* **WHAT THE TASK ASKS**:
Drop all images. Then write out each line below exactly as given.

* **SUPPLIED ENTRIES**:
..........

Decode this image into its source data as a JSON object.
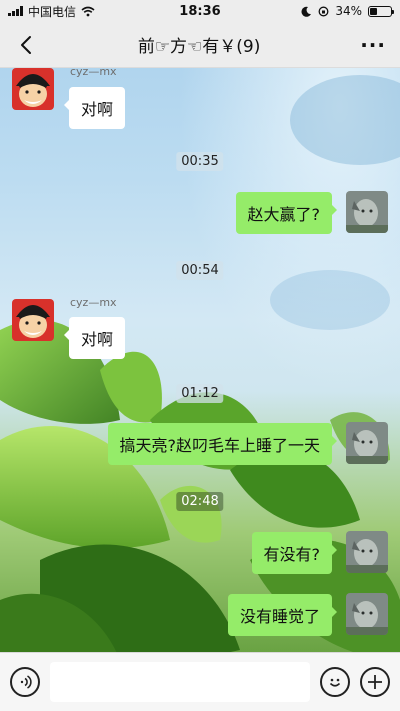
{
  "status_bar": {
    "carrier": "中国电信",
    "time": "18:36",
    "battery": "34%",
    "battery_level": 0.34
  },
  "nav": {
    "title": "前☞方☜有￥(9)",
    "more_label": "···"
  },
  "messages": [
    {
      "type": "in",
      "sender": "cyz—mx",
      "text": "对啊"
    },
    {
      "type": "time",
      "text": "00:35"
    },
    {
      "type": "out",
      "text": "赵大赢了?"
    },
    {
      "type": "time",
      "text": "00:54"
    },
    {
      "type": "in",
      "sender": "cyz—mx",
      "text": "对啊"
    },
    {
      "type": "time",
      "text": "01:12"
    },
    {
      "type": "out",
      "text": "搞天亮?赵叼毛车上睡了一天"
    },
    {
      "type": "time",
      "text": "02:48"
    },
    {
      "type": "out",
      "text": "有没有?"
    },
    {
      "type": "out",
      "text": "没有睡觉了"
    }
  ],
  "input_bar": {
    "voice_icon": "voice-icon",
    "emoji_icon": "emoji-icon",
    "add_icon": "plus-icon",
    "placeholder": ""
  },
  "colors": {
    "out_bubble": "#95ec69",
    "in_bubble": "#ffffff",
    "bar_bg": "#ededed"
  }
}
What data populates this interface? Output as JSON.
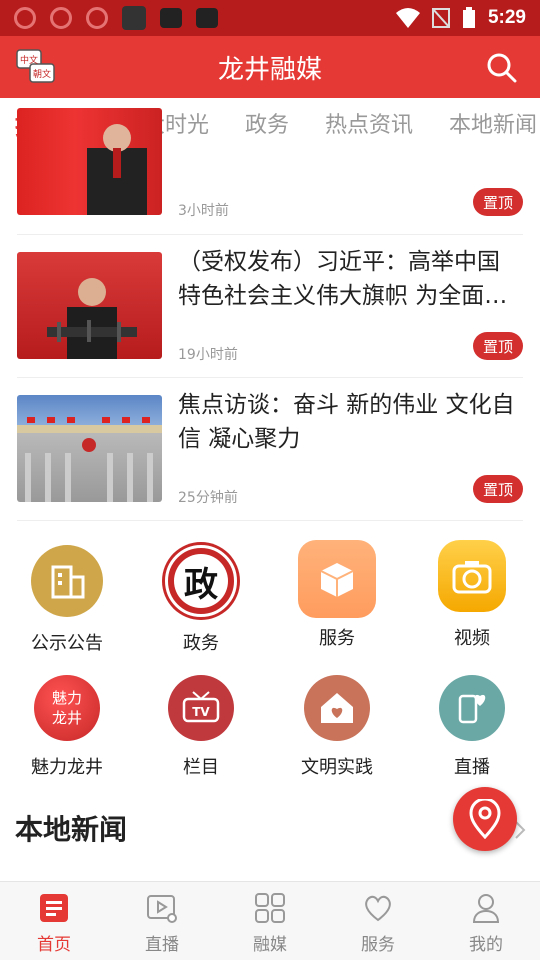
{
  "status_bar": {
    "time": "5:29"
  },
  "header": {
    "title": "龙井融媒",
    "lang_top": "中文",
    "lang_bottom": "朝文"
  },
  "tabs": [
    {
      "label": "推荐",
      "active": true
    },
    {
      "label": "二十大时光"
    },
    {
      "label": "政务"
    },
    {
      "label": "热点资讯"
    },
    {
      "label": "本地新闻"
    }
  ],
  "news": [
    {
      "title": "",
      "time": "3小时前",
      "badge": "置顶"
    },
    {
      "title": "（受权发布）习近平：高举中国特色社会主义伟大旗帜 为全面…",
      "time": "19小时前",
      "badge": "置顶"
    },
    {
      "title": "焦点访谈：奋斗 新的伟业 文化自信 凝心聚力",
      "time": "25分钟前",
      "badge": "置顶"
    }
  ],
  "grid": [
    {
      "label": "公示公告",
      "icon": "building-icon",
      "color": "#cfa74a"
    },
    {
      "label": "政务",
      "icon": "zheng-icon",
      "glyph": "政",
      "color": "#c62828"
    },
    {
      "label": "服务",
      "icon": "box-icon",
      "color": "#ffb27a"
    },
    {
      "label": "视频",
      "icon": "camera-icon",
      "color": "#f5b820"
    },
    {
      "label": "魅力龙井",
      "icon": "charm-icon",
      "glyph_top": "魅力",
      "glyph_bottom": "龙井",
      "color": "#d32f2f"
    },
    {
      "label": "栏目",
      "icon": "tv-icon",
      "glyph": "TV",
      "color": "#c0393d"
    },
    {
      "label": "文明实践",
      "icon": "house-heart-icon",
      "color": "#c8735a"
    },
    {
      "label": "直播",
      "icon": "phone-heart-icon",
      "color": "#6aa8a6"
    }
  ],
  "section": {
    "title": "本地新闻"
  },
  "bottom_nav": [
    {
      "label": "首页",
      "icon": "home-icon",
      "active": true
    },
    {
      "label": "直播",
      "icon": "live-icon"
    },
    {
      "label": "融媒",
      "icon": "grid-icon"
    },
    {
      "label": "服务",
      "icon": "heart-icon"
    },
    {
      "label": "我的",
      "icon": "user-icon"
    }
  ],
  "colors": {
    "primary": "#e53935",
    "status_bar": "#b71c1c",
    "badge": "#d32f2f"
  }
}
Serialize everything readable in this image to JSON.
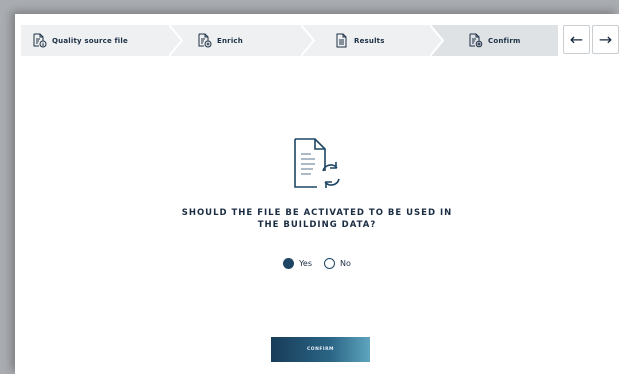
{
  "steps": [
    {
      "label": "Quality source file",
      "icon": "file-info-icon"
    },
    {
      "label": "Enrich",
      "icon": "file-add-icon"
    },
    {
      "label": "Results",
      "icon": "file-document-icon"
    },
    {
      "label": "Confirm",
      "icon": "file-settings-icon"
    }
  ],
  "active_step": "Confirm",
  "nav": {
    "prev": "←",
    "next": "→"
  },
  "question": {
    "line1": "SHOULD THE FILE BE ACTIVATED TO BE USED IN",
    "line2": "THE BUILDING DATA?"
  },
  "options": {
    "yes": "Yes",
    "no": "No",
    "selected": "Yes"
  },
  "confirm_label": "CONFIRM",
  "colors": {
    "primary": "#1e4664",
    "text": "#1b2d42",
    "stepper_bg": "#eef0f1"
  }
}
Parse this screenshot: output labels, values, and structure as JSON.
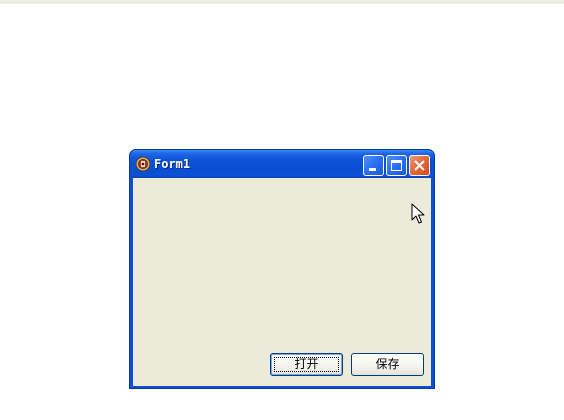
{
  "window": {
    "title": "Form1",
    "icon": "delphi-app-icon"
  },
  "caption_buttons": {
    "minimize": "minimize-icon",
    "maximize": "maximize-icon",
    "close": "close-icon"
  },
  "buttons": {
    "open_label": "打开",
    "save_label": "保存"
  },
  "colors": {
    "titlebar": "#0a4fd6",
    "client": "#ecead9",
    "close_button": "#e36b3e"
  }
}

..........

* **COMPLETED EXERCISE**:
Decode this image into its source data as a JSON object.
{
  "status_bar": {
    "carrier": "中国电信",
    "time": "18:36",
    "battery": "34%",
    "battery_level": 0.34
  },
  "nav": {
    "title": "前☞方☜有￥(9)",
    "more_label": "···"
  },
  "messages": [
    {
      "type": "in",
      "sender": "cyz—mx",
      "text": "对啊"
    },
    {
      "type": "time",
      "text": "00:35"
    },
    {
      "type": "out",
      "text": "赵大赢了?"
    },
    {
      "type": "time",
      "text": "00:54"
    },
    {
      "type": "in",
      "sender": "cyz—mx",
      "text": "对啊"
    },
    {
      "type": "time",
      "text": "01:12"
    },
    {
      "type": "out",
      "text": "搞天亮?赵叼毛车上睡了一天"
    },
    {
      "type": "time",
      "text": "02:48"
    },
    {
      "type": "out",
      "text": "有没有?"
    },
    {
      "type": "out",
      "text": "没有睡觉了"
    }
  ],
  "input_bar": {
    "voice_icon": "voice-icon",
    "emoji_icon": "emoji-icon",
    "add_icon": "plus-icon",
    "placeholder": ""
  },
  "colors": {
    "out_bubble": "#95ec69",
    "in_bubble": "#ffffff",
    "bar_bg": "#ededed"
  }
}
What data populates this interface? Output as JSON.
{
  "status_bar": {
    "time": "5:29"
  },
  "header": {
    "title": "龙井融媒",
    "lang_top": "中文",
    "lang_bottom": "朝文"
  },
  "tabs": [
    {
      "label": "推荐",
      "active": true
    },
    {
      "label": "二十大时光"
    },
    {
      "label": "政务"
    },
    {
      "label": "热点资讯"
    },
    {
      "label": "本地新闻"
    }
  ],
  "news": [
    {
      "title": "",
      "time": "3小时前",
      "badge": "置顶"
    },
    {
      "title": "（受权发布）习近平：高举中国特色社会主义伟大旗帜 为全面…",
      "time": "19小时前",
      "badge": "置顶"
    },
    {
      "title": "焦点访谈：奋斗 新的伟业 文化自信 凝心聚力",
      "time": "25分钟前",
      "badge": "置顶"
    }
  ],
  "grid": [
    {
      "label": "公示公告",
      "icon": "building-icon",
      "color": "#cfa74a"
    },
    {
      "label": "政务",
      "icon": "zheng-icon",
      "glyph": "政",
      "color": "#c62828"
    },
    {
      "label": "服务",
      "icon": "box-icon",
      "color": "#ffb27a"
    },
    {
      "label": "视频",
      "icon": "camera-icon",
      "color": "#f5b820"
    },
    {
      "label": "魅力龙井",
      "icon": "charm-icon",
      "glyph_top": "魅力",
      "glyph_bottom": "龙井",
      "color": "#d32f2f"
    },
    {
      "label": "栏目",
      "icon": "tv-icon",
      "glyph": "TV",
      "color": "#c0393d"
    },
    {
      "label": "文明实践",
      "icon": "house-heart-icon",
      "color": "#c8735a"
    },
    {
      "label": "直播",
      "icon": "phone-heart-icon",
      "color": "#6aa8a6"
    }
  ],
  "section": {
    "title": "本地新闻"
  },
  "bottom_nav": [
    {
      "label": "首页",
      "icon": "home-icon",
      "active": true
    },
    {
      "label": "直播",
      "icon": "live-icon"
    },
    {
      "label": "融媒",
      "icon": "grid-icon"
    },
    {
      "label": "服务",
      "icon": "heart-icon"
    },
    {
      "label": "我的",
      "icon": "user-icon"
    }
  ],
  "colors": {
    "primary": "#e53935",
    "status_bar": "#b71c1c",
    "badge": "#d32f2f"
  }
}
Serialize everything readable in this image to JSON.
{
  "steps": [
    {
      "label": "Quality source file",
      "icon": "file-info-icon"
    },
    {
      "label": "Enrich",
      "icon": "file-add-icon"
    },
    {
      "label": "Results",
      "icon": "file-document-icon"
    },
    {
      "label": "Confirm",
      "icon": "file-settings-icon"
    }
  ],
  "active_step": "Confirm",
  "nav": {
    "prev": "←",
    "next": "→"
  },
  "question": {
    "line1": "SHOULD THE FILE BE ACTIVATED TO BE USED IN",
    "line2": "THE BUILDING DATA?"
  },
  "options": {
    "yes": "Yes",
    "no": "No",
    "selected": "Yes"
  },
  "confirm_label": "CONFIRM",
  "colors": {
    "primary": "#1e4664",
    "text": "#1b2d42",
    "stepper_bg": "#eef0f1"
  }
}
Parse this screenshot: output labels, values, and structure as JSON.
{
  "window": {
    "title": "Form1",
    "icon": "delphi-app-icon"
  },
  "caption_buttons": {
    "minimize": "minimize-icon",
    "maximize": "maximize-icon",
    "close": "close-icon"
  },
  "buttons": {
    "open_label": "打开",
    "save_label": "保存"
  },
  "colors": {
    "titlebar": "#0a4fd6",
    "client": "#ecead9",
    "close_button": "#e36b3e"
  }
}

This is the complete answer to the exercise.